The guidelines are written up in an online document, and the province says it’s up to the inspectors to use it to “guide their interpretation” for enforcing the rules.
The BCRFA says this extra pressure isn’t what these struggling businesses need right now.
“There’s confusion about how to interpret it, and there’s confusion from the inspectors about how they’re going to interpret it but more importantly, it’s just more pressure and anxiety for those just trying to get by,” said Tostenson.
Right now, Hafey is waiting for government funding. He applied weeks ago but still hasn’t seen any money.
“We have to pay rent on Monday. So it worries us that if we get anything in terms of a fine, we’re so close to the line right now that will effectively shut us down,” said the brewery’s owner.
Hafey says although he understands why airflow is needed, the lack of communication from the province and punitive measures are another slap in the face when B.C. restaurants are already stretched trying to follow the rules. He also says it’s ridiculous that the rules don’t seem to apply to everyone.
“Somehow, you can dine in on the cafeteria on the [BC Ferries],” said Hafey. “It’s really frustrating and unfair, so here we are under the microscope. We’re being policed or enforced, having people breathing down our neck.”
In an emailed statement, the Ministry of Safety says, “LCRB Inspectors are always available to help licensees and work with them to help them understand.”

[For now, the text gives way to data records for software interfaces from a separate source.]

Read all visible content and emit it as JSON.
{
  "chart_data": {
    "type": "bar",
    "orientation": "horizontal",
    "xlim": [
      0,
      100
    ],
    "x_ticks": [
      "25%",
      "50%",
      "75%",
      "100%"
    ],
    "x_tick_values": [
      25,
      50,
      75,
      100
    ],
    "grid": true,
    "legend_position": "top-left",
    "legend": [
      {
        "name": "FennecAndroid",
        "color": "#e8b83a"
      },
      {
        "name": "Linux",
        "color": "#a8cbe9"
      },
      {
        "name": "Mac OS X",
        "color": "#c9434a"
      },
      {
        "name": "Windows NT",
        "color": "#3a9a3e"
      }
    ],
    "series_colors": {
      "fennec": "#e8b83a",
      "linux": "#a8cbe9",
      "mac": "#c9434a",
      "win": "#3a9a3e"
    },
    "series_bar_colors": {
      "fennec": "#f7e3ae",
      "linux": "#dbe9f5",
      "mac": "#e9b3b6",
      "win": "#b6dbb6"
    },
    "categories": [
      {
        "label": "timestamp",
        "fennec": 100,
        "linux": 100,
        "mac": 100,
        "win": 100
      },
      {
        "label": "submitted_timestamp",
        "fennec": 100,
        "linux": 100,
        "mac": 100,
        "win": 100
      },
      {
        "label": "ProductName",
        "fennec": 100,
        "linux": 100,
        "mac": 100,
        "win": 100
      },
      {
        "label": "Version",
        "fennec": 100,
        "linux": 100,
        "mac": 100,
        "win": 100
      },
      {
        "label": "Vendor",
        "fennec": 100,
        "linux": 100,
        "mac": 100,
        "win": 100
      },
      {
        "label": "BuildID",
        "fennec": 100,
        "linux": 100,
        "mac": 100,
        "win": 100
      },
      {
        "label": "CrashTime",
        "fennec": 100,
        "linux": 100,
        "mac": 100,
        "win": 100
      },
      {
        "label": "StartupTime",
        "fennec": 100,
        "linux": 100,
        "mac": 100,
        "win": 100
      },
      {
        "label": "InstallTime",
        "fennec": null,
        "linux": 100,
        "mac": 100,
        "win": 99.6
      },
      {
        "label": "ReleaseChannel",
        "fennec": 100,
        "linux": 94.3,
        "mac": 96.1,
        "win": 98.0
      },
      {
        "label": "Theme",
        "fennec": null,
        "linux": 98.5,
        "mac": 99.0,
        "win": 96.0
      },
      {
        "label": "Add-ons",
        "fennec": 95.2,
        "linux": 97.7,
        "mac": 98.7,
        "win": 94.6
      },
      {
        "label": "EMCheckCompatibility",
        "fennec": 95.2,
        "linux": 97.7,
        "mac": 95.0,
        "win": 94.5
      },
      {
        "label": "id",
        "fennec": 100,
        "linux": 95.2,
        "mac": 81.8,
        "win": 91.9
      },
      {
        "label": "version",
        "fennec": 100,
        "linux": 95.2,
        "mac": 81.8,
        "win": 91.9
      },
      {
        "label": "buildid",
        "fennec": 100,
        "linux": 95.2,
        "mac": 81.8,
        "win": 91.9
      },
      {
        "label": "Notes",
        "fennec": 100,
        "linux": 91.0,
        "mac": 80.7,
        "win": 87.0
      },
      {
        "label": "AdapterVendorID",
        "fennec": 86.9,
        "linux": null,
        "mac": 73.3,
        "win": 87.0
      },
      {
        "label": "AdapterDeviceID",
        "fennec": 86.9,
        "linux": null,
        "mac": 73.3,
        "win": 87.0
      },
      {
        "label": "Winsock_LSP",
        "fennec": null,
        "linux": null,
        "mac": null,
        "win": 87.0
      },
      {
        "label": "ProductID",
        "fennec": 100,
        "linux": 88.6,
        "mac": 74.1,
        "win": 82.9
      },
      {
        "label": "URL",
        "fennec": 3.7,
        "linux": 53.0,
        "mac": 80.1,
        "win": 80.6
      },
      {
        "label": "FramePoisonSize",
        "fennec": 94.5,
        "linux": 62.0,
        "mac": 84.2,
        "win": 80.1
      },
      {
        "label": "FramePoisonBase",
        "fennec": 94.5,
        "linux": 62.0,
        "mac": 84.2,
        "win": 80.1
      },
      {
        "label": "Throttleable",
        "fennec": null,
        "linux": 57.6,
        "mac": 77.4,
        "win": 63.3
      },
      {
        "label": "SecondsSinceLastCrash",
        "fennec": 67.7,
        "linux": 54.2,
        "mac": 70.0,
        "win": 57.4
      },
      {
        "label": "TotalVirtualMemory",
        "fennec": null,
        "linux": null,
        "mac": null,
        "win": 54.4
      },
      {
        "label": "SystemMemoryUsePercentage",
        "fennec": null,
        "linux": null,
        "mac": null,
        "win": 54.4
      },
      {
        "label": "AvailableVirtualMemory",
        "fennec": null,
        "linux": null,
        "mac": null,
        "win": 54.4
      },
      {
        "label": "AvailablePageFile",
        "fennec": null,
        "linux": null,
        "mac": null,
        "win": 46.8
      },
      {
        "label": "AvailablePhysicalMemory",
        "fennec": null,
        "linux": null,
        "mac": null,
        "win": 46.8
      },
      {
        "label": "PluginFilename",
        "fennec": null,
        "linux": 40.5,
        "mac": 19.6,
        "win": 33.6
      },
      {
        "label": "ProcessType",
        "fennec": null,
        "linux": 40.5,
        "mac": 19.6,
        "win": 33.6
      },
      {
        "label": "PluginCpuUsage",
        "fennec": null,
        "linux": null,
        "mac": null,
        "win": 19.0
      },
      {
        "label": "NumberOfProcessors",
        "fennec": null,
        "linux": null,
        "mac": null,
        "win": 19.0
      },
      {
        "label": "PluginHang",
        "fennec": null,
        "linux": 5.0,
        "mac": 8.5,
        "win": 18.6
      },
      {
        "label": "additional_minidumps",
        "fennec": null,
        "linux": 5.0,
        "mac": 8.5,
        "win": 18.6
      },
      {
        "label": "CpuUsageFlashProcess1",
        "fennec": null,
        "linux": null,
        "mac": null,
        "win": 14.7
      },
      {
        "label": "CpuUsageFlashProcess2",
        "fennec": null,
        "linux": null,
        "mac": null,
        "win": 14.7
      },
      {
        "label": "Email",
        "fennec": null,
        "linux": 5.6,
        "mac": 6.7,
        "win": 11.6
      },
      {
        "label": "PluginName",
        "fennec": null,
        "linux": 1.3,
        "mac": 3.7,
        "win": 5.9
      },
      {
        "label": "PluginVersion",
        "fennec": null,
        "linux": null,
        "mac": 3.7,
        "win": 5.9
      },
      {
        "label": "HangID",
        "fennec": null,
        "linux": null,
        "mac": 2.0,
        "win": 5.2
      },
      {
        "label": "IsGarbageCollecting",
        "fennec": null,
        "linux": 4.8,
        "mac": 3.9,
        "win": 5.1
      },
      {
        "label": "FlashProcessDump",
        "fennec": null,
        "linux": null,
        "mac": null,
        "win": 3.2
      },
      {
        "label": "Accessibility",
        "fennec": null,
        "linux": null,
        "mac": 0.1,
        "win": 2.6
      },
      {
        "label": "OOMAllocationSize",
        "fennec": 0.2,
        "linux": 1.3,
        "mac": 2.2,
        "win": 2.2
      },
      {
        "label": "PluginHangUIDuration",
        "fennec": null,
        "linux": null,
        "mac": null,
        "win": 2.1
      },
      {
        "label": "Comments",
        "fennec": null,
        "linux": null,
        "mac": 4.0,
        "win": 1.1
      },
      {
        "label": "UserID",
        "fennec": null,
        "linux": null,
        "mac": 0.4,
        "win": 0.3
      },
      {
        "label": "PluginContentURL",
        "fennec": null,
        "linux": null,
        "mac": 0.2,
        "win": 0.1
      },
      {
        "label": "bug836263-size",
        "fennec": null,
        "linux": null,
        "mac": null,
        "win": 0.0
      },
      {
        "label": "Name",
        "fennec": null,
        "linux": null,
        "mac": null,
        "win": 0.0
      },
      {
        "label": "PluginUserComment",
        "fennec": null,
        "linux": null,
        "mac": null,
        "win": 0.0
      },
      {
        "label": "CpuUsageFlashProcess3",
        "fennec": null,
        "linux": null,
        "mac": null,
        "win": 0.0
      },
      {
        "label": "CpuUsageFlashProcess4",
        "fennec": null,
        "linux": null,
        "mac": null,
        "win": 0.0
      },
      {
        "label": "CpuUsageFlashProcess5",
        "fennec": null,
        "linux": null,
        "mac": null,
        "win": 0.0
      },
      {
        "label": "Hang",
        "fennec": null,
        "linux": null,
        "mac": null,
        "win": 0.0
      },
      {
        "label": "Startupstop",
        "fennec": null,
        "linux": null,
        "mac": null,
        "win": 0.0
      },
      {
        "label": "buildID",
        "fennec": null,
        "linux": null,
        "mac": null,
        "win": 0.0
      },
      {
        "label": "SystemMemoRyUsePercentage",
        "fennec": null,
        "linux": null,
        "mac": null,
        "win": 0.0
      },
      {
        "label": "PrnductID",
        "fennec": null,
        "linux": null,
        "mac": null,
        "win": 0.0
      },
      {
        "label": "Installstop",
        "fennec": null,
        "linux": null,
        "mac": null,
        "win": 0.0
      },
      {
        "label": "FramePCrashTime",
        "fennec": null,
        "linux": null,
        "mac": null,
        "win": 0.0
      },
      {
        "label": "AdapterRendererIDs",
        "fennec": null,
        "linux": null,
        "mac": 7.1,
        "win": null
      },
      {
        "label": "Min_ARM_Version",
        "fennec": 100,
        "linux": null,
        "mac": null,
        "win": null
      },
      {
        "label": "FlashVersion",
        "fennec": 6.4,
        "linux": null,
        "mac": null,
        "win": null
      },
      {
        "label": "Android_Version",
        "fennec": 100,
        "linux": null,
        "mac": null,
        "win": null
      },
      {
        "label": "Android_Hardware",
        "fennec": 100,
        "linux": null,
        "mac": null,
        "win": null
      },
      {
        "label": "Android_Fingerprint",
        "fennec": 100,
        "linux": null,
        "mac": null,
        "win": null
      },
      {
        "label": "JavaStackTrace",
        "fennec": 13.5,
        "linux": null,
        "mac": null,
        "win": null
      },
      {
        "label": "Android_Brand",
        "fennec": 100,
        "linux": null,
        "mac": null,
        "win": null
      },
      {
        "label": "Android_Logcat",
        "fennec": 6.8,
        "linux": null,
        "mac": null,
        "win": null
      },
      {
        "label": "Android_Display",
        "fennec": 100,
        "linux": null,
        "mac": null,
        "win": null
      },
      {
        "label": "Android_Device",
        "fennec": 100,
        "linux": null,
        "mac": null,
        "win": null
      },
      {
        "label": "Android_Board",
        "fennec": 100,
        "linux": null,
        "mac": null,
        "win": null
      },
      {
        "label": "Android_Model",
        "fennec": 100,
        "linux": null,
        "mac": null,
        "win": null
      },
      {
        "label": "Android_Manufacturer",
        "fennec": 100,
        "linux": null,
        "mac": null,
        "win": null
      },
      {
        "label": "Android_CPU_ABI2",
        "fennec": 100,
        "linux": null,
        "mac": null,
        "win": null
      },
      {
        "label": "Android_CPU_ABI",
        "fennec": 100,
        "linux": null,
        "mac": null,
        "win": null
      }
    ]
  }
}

The BC Restaurant and Foodservice association says B.C. should clarify the patio requirements, and use carbon dioxide monitors to ensure these spaces are getting proper airflow.
But the BCRFA says the real solution, is more funding.
“We need the government to focus on getting money into the hands of small businesses as fast as they can, that’s what’s really going to help,” said Tostenson.
For now, these restaurants are working hard, hoping for a packed and safe summer.